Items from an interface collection
————
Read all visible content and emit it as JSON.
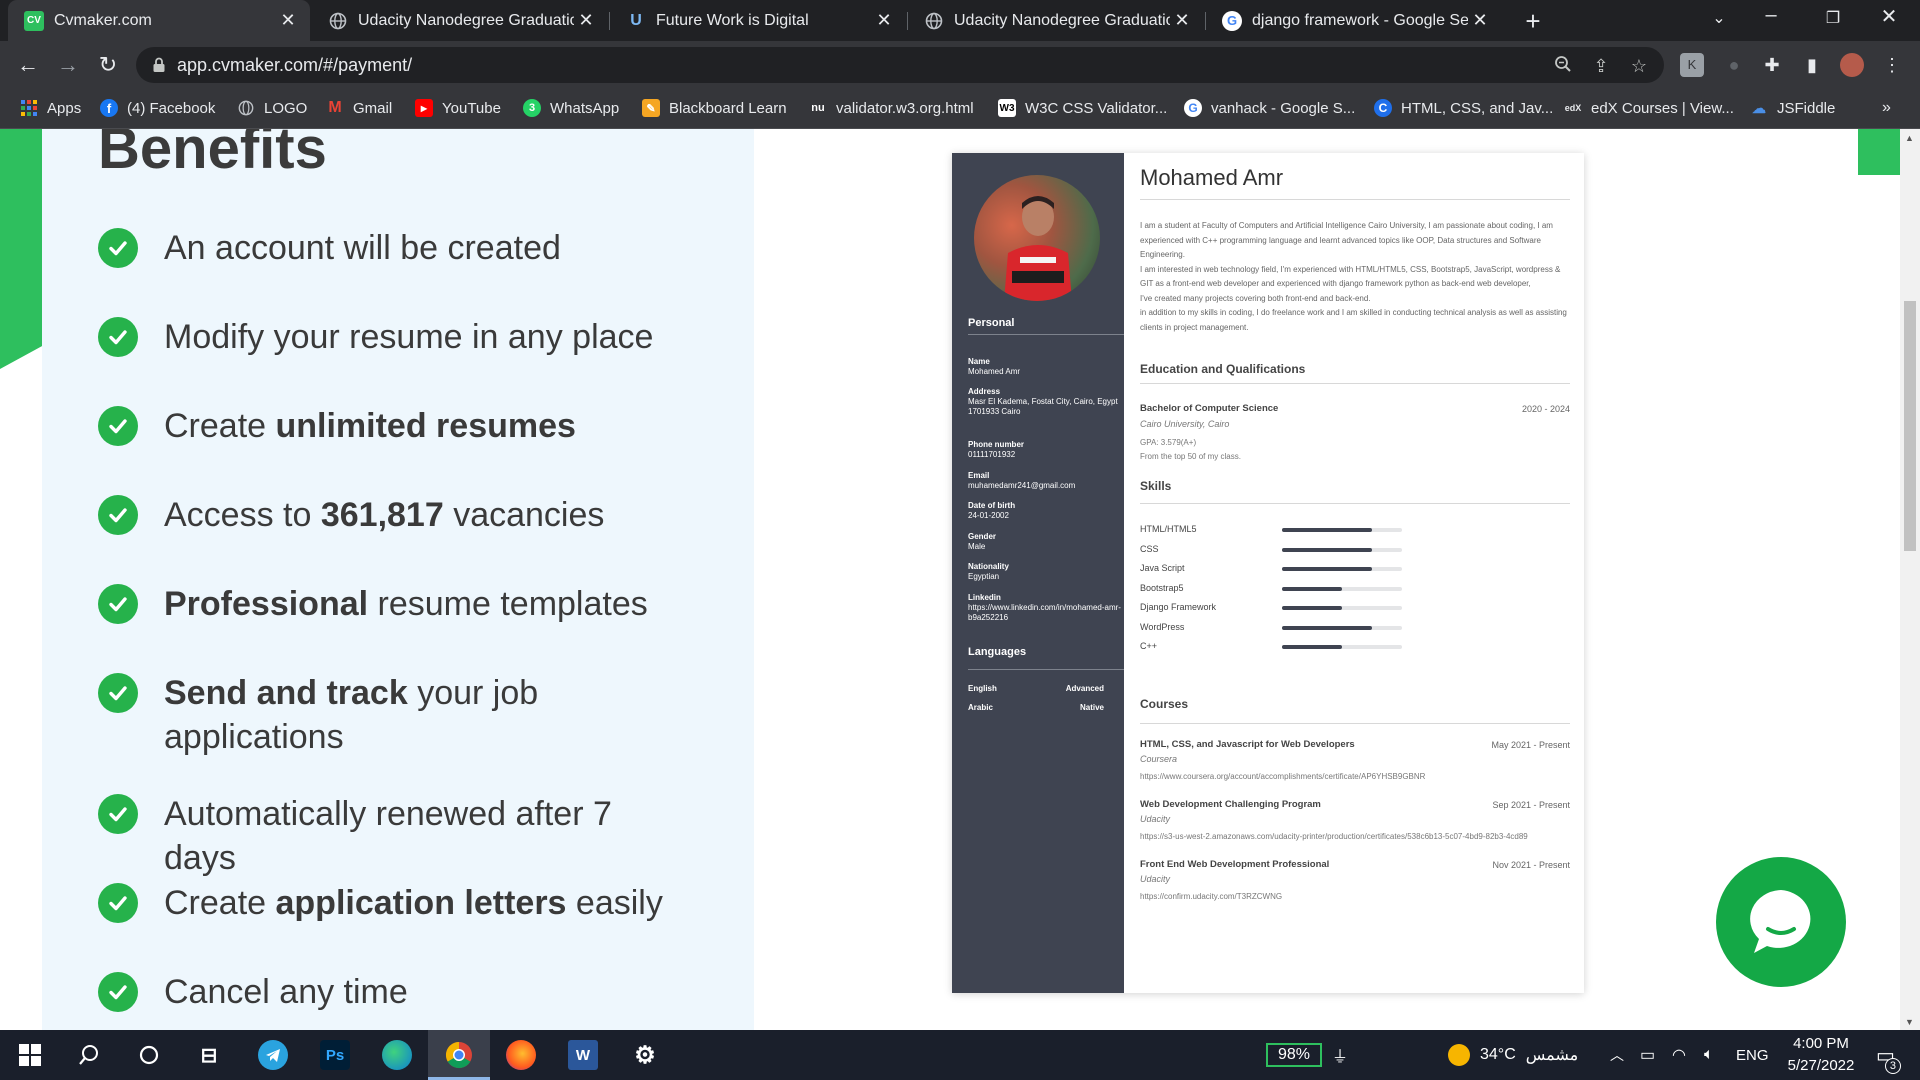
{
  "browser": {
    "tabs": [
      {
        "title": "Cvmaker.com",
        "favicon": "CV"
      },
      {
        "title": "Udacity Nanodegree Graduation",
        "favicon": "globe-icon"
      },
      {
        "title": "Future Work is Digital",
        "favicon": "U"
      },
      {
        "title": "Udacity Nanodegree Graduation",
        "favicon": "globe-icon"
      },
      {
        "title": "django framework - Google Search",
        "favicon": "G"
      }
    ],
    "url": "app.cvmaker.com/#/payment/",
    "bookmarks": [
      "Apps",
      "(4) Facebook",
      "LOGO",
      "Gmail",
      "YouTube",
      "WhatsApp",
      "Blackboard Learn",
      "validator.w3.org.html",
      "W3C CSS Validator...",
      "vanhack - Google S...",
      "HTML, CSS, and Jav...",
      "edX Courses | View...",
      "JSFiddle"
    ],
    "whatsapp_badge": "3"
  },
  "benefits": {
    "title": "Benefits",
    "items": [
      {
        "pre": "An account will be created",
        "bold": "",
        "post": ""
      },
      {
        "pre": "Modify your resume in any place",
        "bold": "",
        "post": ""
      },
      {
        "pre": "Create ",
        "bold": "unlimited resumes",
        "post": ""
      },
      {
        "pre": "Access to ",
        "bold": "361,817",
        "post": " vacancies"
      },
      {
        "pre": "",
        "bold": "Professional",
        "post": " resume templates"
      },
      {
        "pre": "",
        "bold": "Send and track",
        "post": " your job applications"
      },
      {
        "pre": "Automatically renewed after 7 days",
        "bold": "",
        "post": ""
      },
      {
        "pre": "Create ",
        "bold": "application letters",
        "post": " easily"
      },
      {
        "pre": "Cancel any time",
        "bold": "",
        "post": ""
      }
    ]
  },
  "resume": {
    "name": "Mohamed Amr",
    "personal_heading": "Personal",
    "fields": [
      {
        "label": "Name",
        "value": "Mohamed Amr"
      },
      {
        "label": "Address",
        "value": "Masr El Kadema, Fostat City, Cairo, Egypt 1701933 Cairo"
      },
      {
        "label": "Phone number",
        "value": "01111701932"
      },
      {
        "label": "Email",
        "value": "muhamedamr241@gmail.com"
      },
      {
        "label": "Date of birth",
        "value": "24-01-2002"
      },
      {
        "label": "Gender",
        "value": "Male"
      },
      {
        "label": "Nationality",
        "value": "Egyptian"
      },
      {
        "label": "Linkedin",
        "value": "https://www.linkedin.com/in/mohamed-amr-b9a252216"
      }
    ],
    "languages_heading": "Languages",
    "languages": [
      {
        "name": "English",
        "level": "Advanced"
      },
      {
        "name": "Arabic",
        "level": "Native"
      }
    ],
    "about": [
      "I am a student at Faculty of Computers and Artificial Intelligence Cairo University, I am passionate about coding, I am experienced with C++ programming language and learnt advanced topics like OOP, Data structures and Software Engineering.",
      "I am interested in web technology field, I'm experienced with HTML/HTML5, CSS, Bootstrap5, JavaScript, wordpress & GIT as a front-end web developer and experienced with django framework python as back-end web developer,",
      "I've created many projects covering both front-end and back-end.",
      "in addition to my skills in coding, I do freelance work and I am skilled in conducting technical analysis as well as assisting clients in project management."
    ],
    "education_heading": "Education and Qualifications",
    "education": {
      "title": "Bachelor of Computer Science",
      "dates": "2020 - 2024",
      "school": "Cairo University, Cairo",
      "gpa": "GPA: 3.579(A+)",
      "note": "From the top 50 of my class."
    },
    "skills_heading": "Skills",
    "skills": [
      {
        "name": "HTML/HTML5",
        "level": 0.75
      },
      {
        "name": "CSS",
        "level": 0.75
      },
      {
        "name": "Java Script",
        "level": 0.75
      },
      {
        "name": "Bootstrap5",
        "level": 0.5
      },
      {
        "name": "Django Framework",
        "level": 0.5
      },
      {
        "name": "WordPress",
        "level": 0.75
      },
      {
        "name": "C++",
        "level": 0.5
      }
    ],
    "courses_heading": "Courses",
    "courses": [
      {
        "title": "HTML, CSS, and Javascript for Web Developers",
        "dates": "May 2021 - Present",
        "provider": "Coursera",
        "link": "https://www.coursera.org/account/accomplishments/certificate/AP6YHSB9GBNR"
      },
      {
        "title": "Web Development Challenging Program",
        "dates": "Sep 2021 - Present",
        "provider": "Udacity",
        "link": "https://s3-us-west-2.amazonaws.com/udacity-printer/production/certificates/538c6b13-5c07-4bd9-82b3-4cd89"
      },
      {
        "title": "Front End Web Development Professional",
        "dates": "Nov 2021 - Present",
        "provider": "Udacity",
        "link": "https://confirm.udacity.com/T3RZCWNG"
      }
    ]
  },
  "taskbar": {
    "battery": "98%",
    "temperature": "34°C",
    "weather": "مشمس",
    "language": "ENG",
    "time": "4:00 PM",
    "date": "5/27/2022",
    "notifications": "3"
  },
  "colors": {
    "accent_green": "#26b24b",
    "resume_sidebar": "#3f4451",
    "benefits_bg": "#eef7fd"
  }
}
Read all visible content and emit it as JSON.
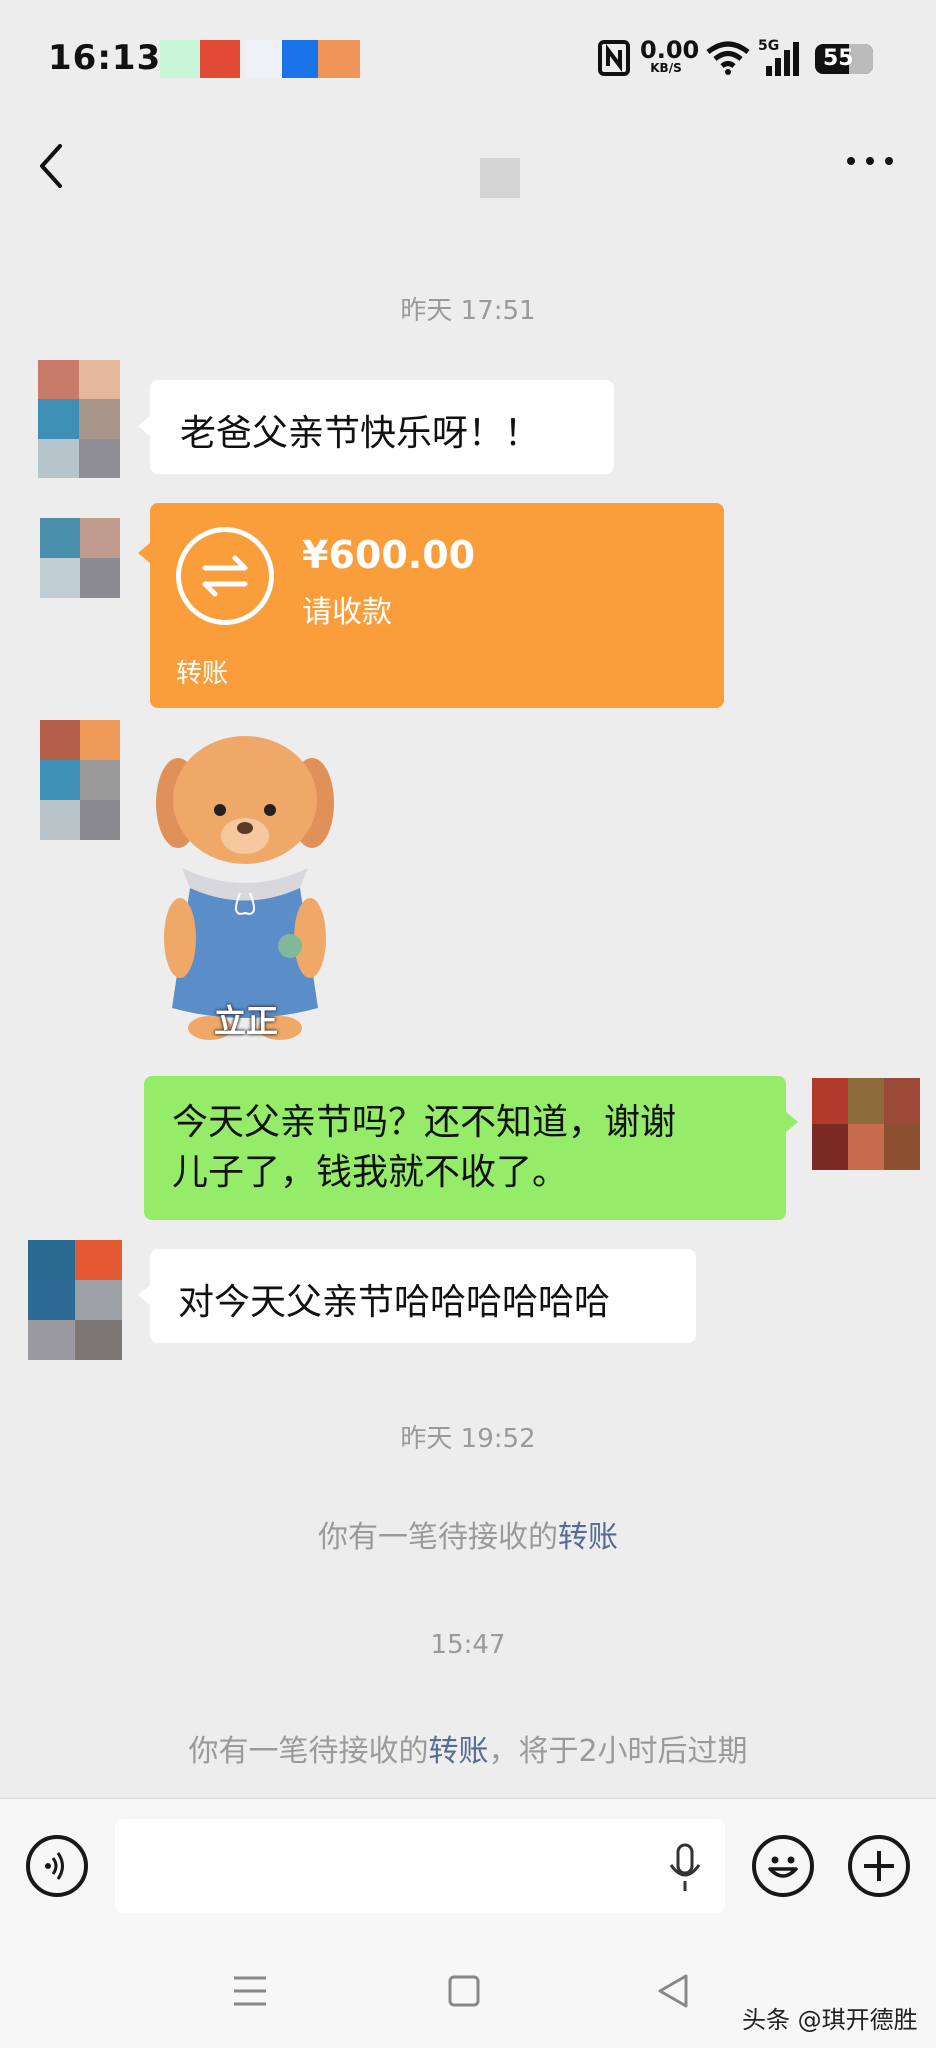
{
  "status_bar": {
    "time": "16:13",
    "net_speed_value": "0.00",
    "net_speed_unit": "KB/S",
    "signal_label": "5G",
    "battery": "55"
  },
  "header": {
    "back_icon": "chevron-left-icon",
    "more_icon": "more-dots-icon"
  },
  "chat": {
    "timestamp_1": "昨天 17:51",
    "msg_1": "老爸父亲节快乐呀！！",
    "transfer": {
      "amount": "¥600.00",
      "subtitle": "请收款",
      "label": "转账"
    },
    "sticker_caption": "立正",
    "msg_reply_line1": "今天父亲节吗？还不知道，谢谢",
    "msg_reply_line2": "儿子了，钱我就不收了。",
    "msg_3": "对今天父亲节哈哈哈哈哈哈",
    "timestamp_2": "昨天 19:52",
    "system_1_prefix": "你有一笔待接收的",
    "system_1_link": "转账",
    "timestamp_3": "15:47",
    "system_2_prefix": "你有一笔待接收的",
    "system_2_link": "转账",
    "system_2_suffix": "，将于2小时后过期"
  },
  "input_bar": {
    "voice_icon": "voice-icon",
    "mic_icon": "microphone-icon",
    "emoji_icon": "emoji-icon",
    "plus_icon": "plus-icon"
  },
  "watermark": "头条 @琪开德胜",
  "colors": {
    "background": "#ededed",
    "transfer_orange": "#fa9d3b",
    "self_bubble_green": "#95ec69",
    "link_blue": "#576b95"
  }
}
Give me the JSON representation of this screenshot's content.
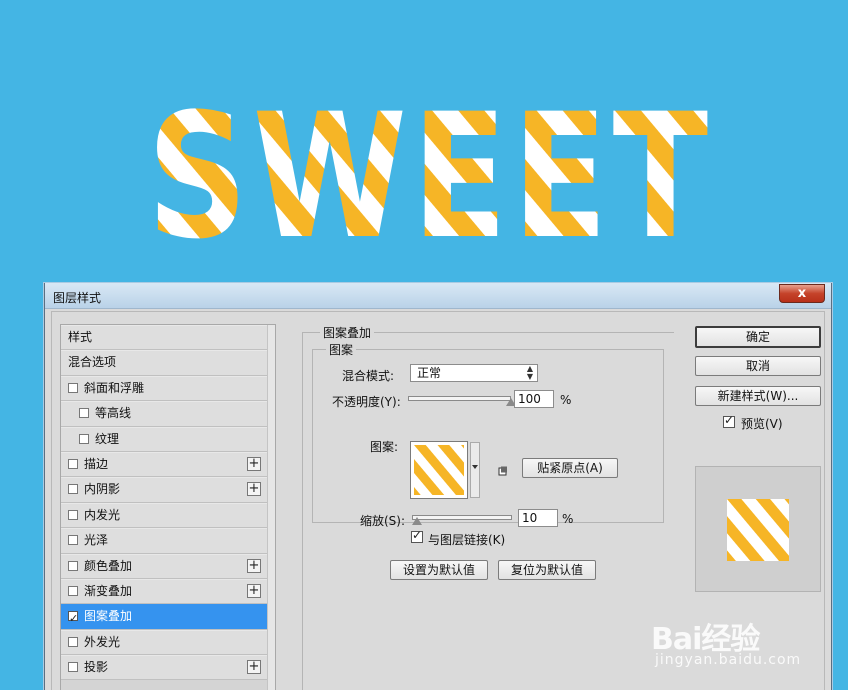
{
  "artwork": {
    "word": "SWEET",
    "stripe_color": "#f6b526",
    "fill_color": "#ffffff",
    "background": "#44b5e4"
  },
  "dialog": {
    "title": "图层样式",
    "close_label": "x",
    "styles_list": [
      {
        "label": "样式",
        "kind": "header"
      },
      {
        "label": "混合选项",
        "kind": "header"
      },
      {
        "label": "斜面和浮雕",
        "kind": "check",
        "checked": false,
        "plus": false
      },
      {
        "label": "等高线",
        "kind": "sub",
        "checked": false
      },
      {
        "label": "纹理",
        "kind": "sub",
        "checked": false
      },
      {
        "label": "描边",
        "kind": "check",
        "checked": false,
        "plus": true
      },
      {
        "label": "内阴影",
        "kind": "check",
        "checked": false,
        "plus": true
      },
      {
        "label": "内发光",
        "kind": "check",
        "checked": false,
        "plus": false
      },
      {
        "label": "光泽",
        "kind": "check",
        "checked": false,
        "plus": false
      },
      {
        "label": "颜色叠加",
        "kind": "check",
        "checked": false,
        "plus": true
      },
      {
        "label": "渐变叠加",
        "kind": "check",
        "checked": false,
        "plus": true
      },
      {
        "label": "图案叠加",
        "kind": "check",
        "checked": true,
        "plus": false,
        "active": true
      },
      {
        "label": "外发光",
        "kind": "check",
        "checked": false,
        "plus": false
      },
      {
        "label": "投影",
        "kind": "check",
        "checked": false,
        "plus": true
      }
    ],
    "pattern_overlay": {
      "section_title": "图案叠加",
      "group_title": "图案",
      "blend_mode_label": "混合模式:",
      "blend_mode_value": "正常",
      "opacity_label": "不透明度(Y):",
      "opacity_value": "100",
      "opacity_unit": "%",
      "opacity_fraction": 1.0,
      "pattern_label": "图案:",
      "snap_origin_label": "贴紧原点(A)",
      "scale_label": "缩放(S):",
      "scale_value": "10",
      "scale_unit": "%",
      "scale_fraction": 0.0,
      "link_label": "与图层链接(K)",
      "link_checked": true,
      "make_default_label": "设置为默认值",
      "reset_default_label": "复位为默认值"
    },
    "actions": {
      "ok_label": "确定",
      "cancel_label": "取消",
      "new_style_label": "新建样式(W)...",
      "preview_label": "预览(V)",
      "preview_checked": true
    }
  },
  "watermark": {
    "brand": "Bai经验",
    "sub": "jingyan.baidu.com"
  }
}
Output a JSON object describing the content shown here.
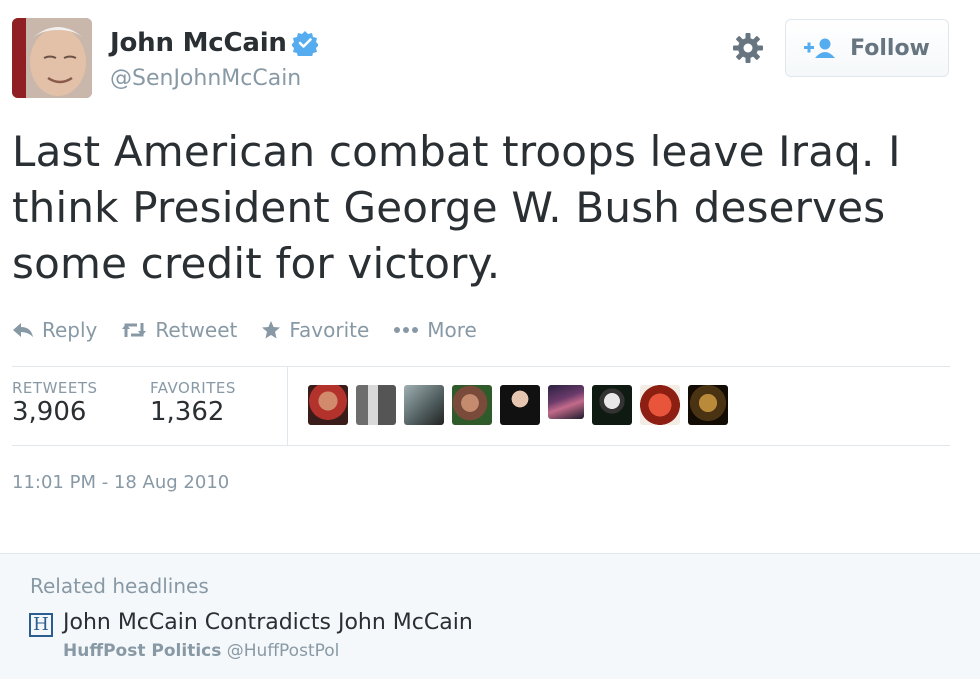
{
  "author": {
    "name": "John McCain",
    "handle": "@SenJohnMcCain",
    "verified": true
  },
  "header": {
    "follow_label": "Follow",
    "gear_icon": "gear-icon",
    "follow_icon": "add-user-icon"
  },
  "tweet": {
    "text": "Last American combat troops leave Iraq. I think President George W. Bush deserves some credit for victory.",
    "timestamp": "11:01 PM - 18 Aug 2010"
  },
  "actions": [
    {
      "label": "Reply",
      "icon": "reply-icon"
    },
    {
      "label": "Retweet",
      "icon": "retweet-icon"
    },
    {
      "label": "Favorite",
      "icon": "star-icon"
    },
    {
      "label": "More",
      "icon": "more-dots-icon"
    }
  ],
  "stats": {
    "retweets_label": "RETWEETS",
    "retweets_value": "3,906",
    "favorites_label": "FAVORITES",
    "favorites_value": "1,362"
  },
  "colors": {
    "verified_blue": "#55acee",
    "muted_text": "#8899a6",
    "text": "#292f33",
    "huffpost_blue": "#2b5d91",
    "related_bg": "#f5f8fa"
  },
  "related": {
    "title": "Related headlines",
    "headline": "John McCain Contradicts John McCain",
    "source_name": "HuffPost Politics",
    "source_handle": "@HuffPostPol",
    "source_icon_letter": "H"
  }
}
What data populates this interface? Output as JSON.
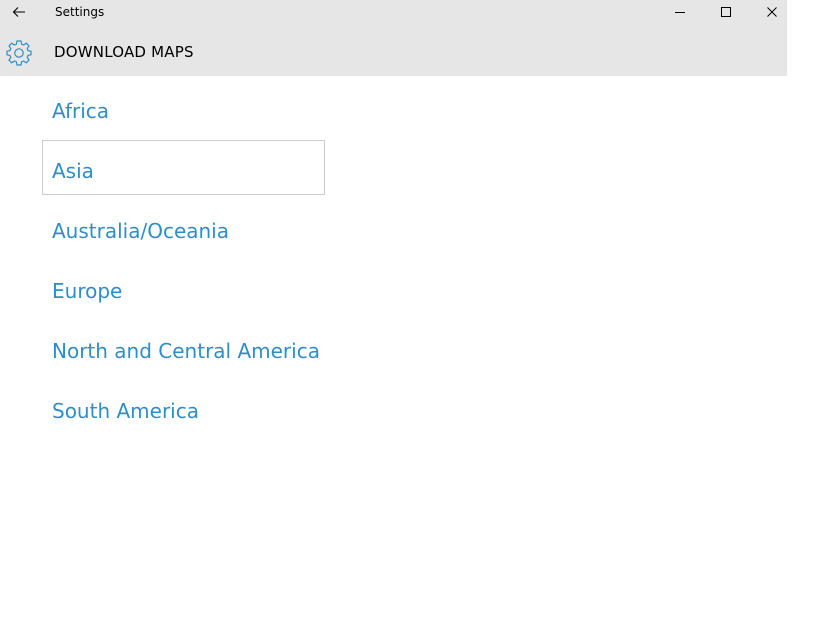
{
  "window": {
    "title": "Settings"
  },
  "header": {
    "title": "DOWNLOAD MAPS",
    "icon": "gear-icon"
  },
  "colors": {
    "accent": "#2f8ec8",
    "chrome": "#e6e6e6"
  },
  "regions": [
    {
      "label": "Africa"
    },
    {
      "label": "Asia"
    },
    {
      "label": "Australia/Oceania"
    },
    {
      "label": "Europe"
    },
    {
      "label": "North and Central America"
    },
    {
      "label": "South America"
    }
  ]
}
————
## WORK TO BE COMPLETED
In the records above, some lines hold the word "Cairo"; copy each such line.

## EXERCISE RESULT
        "value": "Masr El Kadema, Fostat City, Cairo, Egypt 1701933 Cairo"
      "I am a student at Faculty of Computers and Artificial Intelligence Cairo University, I am passionate about coding, I am experienced with C++ programming language and learnt advanced topics like OOP, Data structures and Software Engineering.",
      "school": "Cairo University, Cairo",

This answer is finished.